At the end of Hannibal’s astonishing and dense second season, the titular psychiatrist, serial killer, and accomplished cannibal played by Mads Mikkelsen severed his relationship with Will Graham (Hugh Dancy) in typically flamboyant fashion, cutting him and Abigail open not long after stabbing Jack (Laurence Fishburne) in the neck. The slaughter was grandiose and shockingly tender in the way Mikkelsen’s gentleman murderer showed a deep love for Graham, even if it all felt touched by an insidious madness in the expressive editing and use of slow-motion. And as the stylistically intoxicating third season of the series begins, that madness seems to take full hold, with our stately antihero heading to Palermo with his unsure new bride, Dr. Bedelia Du Maurier (Gillian Anderson). It’s here that he comes to lick his wounds and carry out a slaughter of villainous academics in the upper echelons of the Italian art world. The show’s meticulous, endlessly expressive style grows to a fever pitch, and the opening episodes of season three offer a thrilling feast of visual and auditory delights.
The season premiere opens with a stunning flash of patient stalking, edited in an almost staccato rhythm, with Hannibal finally killing and taking over the life of an Italian cultural historian, Dr. Fell (Jeremy Crutchley), and finally situating himself in Palermo as a major scholar with a specific taste for Dante. Not long after this, as Hannibal settles into the doctor’s home and identity, Bedelia and her “husband” discuss whether aesthetics is all that matters to him anymore, to which Hannibal unconvincingly suggests that his ethics come from aesthetics. The release of Hannibal into the European wild is mirrored in the show’s own ravishing aesthetic, no longer tied to the slightly stylish realities of F.B.I. autopsy labs and fancy offices. As directed by Vincenzo Natali, the stylized gothic environs and architecture of Palermo evoke an engulfing personal inferno, which Hannibal looks happy to rule over, especially when he starts cultivating his own proteins again.

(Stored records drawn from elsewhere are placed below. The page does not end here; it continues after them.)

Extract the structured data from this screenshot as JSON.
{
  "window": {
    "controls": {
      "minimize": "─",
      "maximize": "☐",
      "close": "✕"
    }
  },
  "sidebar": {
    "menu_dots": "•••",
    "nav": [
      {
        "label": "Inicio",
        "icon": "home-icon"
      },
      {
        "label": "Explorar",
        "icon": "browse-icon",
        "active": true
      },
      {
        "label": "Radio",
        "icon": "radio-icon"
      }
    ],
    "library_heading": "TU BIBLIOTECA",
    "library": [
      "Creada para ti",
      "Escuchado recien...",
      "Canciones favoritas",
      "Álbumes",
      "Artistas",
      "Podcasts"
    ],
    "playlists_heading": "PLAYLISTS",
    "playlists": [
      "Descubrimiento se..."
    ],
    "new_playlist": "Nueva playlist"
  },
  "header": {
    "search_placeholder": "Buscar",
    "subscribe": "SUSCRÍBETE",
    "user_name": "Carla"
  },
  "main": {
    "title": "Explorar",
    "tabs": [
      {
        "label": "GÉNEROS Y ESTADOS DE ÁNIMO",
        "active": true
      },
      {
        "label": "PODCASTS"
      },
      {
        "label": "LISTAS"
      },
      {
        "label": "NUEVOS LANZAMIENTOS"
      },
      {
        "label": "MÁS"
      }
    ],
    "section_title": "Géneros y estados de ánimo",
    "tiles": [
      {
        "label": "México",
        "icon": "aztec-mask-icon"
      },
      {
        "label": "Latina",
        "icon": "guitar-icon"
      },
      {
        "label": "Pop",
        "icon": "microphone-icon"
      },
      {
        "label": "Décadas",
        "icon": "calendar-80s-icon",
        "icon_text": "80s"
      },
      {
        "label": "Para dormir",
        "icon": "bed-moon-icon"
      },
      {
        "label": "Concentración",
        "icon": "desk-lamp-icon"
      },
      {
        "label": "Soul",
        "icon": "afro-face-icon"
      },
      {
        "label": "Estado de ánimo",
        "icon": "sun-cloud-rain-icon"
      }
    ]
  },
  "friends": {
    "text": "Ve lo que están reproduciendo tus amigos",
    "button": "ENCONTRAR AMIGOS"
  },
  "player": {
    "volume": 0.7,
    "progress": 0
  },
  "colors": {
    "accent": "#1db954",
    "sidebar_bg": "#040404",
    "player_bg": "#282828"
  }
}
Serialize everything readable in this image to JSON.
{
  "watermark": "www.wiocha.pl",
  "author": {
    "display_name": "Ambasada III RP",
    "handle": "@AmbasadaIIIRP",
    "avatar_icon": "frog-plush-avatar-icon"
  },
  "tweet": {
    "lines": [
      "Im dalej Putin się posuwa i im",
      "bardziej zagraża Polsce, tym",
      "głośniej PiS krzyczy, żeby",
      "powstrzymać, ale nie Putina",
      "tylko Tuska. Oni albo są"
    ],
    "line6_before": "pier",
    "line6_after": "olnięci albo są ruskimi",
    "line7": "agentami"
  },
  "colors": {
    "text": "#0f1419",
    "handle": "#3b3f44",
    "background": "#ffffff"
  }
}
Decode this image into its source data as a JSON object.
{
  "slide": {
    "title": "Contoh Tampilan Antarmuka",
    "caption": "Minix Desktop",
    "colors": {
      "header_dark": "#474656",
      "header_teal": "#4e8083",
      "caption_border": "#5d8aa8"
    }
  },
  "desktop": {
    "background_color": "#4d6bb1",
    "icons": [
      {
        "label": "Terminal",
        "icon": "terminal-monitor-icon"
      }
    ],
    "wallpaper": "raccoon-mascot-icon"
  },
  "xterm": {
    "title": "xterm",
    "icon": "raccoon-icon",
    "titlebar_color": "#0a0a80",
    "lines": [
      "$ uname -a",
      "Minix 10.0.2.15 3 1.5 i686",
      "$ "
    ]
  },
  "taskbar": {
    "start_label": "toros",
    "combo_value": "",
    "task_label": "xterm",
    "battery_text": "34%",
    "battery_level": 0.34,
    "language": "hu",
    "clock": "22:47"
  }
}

Bedelia seems far more strained and stressed by her newfound role, and Hannibal’s visual tone switches to a sickly green in scenes where her disquiet is evident. Though the show’s look has seemingly gone unleashed, as obsessively detailed in aesthetic as Hannibal’s new invented identity, the series relies largely on the same deft visual and auditory tricks that have always been part and parcel of its effectively intoxicating style. The preparation of a human liver for dinner features slow-motion shots and close-ups on furious activity, evoking not only the smell and taste of the dish, but the careful brutality of Hannibal’s culinary skills. These still-seductive sequences are balanced nicely by flashbacks to Hannibal using every part of Gideon (Eddie Izzard), one of the few cannibalistic meals that gave the doctor a long, challenging conversation over several courses. This butchery is colder, especially in a scene where Hannibal plucks plump snails off of Gideon’s severed arm, after they’d been feeding off his flesh for days.
According to Hannibal, the taste of the snails reflects what they’ve been eating, something that troubles Bedelia when she realizes she’s been consuming what they feed to prized sows. It’s a philosophy that appeals to Hannibal, which may be why he considers eating Will, who’s survived the massacre at Hannibal’s Baltimore abode and has made his way to Palermo with Abigail (Kacey Rohl) in the time since we last saw him. The writers and Natali do a strangely effective job of evoking the hurt and melancholy that now dominates Will and Hannibal’s relationship, never more so than when Will finds a body carefully folded into the shape of a heart in a cathedral. An Italian inspector, Rinaldo Pazzi (Fortunato Cerlino), pegs Hannibal as the Monster of Florence, a serial killer who posed bodies to mimic famous Italian medieval paintings. This, again, underlines the work and slow-moving development of aesthetics, from expertly replicating the style and detail of great medieval artists to folding these stylistic touches into a menagerie of influences that help make up Hannibal’s unique vision, or design.
This fascination with artistic signatures also, of course, reflects how series creator Bryan Fuller has been flirting with similar subject matter and style before this, in Pushing Daisies and Dead Like Me. But Hannibal has given his more visually flamboyant inclinations a stage to fully bloom into a grand, grotesque melodrama. Just as Hannibal seems to comfortably begin consuming his competition, Will comes across his former psychiatrist’s home in Lithuania, where major elements of Hannibal’s past are uncovered, as well as a history of his psychologically aggressive method of control. No longer chained to its procedural backbone, season three of Hannibal wanders off into dark, unexpected territory in Italy, remaining even more incisively and ambitiously written than the last season, and sporting the most radically expressive imagery currently on television.
As lavish and indulgent as Fuller’s overall style has grown, there’s a painful, swelling center to this storm, involving two men who seem to only be able to really explore themselves with one another. At one point, Will calls out to Hannibal that he forgives him, which only spurs the good doctor to consider devouring his former patient, an exchange of sentiments that could only resonate as deeply as they do in Fuller’s sanguine fever dream.